STUDY MATERIAL ::
---------------

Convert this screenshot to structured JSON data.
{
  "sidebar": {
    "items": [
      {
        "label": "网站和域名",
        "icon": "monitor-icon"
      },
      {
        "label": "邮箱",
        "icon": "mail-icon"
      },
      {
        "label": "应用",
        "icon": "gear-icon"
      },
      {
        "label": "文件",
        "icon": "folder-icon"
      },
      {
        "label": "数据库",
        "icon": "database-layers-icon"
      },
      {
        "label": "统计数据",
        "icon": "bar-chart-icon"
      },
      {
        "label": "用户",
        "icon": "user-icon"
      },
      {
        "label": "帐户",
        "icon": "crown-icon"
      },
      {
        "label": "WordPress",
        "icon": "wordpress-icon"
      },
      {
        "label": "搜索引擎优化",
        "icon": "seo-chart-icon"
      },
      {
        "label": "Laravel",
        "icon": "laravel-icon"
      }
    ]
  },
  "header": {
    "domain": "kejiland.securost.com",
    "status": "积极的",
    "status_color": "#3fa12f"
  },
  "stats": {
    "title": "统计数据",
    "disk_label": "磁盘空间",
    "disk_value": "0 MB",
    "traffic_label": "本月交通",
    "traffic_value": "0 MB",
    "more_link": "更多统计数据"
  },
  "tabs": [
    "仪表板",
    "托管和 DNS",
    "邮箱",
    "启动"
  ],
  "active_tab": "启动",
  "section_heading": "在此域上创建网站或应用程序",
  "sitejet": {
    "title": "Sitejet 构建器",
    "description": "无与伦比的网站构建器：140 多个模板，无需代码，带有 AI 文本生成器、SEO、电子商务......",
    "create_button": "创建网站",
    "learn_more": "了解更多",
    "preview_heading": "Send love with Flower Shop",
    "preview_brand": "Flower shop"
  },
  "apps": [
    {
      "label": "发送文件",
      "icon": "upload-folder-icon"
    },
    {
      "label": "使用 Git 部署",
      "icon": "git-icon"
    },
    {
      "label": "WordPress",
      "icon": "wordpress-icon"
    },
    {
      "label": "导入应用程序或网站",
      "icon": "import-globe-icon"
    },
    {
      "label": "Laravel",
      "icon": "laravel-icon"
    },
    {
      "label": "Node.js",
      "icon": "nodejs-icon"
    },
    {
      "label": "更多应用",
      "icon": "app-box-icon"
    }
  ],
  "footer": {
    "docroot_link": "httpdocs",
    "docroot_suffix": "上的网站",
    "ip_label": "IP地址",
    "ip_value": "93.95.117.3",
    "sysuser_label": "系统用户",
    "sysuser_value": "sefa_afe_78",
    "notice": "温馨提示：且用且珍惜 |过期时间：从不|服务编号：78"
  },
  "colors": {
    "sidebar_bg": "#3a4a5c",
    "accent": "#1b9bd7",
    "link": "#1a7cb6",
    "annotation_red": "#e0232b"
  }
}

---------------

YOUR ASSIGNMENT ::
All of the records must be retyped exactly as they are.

WORKED SOLUTION ::
Convert this screenshot to structured JSON data.
{
  "sidebar": {
    "items": [
      {
        "label": "网站和域名",
        "icon": "monitor-icon"
      },
      {
        "label": "邮箱",
        "icon": "mail-icon"
      },
      {
        "label": "应用",
        "icon": "gear-icon"
      },
      {
        "label": "文件",
        "icon": "folder-icon"
      },
      {
        "label": "数据库",
        "icon": "database-layers-icon"
      },
      {
        "label": "统计数据",
        "icon": "bar-chart-icon"
      },
      {
        "label": "用户",
        "icon": "user-icon"
      },
      {
        "label": "帐户",
        "icon": "crown-icon"
      },
      {
        "label": "WordPress",
        "icon": "wordpress-icon"
      },
      {
        "label": "搜索引擎优化",
        "icon": "seo-chart-icon"
      },
      {
        "label": "Laravel",
        "icon": "laravel-icon"
      }
    ]
  },
  "header": {
    "domain": "kejiland.securost.com",
    "status": "积极的",
    "status_color": "#3fa12f"
  },
  "stats": {
    "title": "统计数据",
    "disk_label": "磁盘空间",
    "disk_value": "0 MB",
    "traffic_label": "本月交通",
    "traffic_value": "0 MB",
    "more_link": "更多统计数据"
  },
  "tabs": [
    "仪表板",
    "托管和 DNS",
    "邮箱",
    "启动"
  ],
  "active_tab": "启动",
  "section_heading": "在此域上创建网站或应用程序",
  "sitejet": {
    "title": "Sitejet 构建器",
    "description": "无与伦比的网站构建器：140 多个模板，无需代码，带有 AI 文本生成器、SEO、电子商务......",
    "create_button": "创建网站",
    "learn_more": "了解更多",
    "preview_heading": "Send love with Flower Shop",
    "preview_brand": "Flower shop"
  },
  "apps": [
    {
      "label": "发送文件",
      "icon": "upload-folder-icon"
    },
    {
      "label": "使用 Git 部署",
      "icon": "git-icon"
    },
    {
      "label": "WordPress",
      "icon": "wordpress-icon"
    },
    {
      "label": "导入应用程序或网站",
      "icon": "import-globe-icon"
    },
    {
      "label": "Laravel",
      "icon": "laravel-icon"
    },
    {
      "label": "Node.js",
      "icon": "nodejs-icon"
    },
    {
      "label": "更多应用",
      "icon": "app-box-icon"
    }
  ],
  "footer": {
    "docroot_link": "httpdocs",
    "docroot_suffix": "上的网站",
    "ip_label": "IP地址",
    "ip_value": "93.95.117.3",
    "sysuser_label": "系统用户",
    "sysuser_value": "sefa_afe_78",
    "notice": "温馨提示：且用且珍惜 |过期时间：从不|服务编号：78"
  },
  "colors": {
    "sidebar_bg": "#3a4a5c",
    "accent": "#1b9bd7",
    "link": "#1a7cb6",
    "annotation_red": "#e0232b"
  }
}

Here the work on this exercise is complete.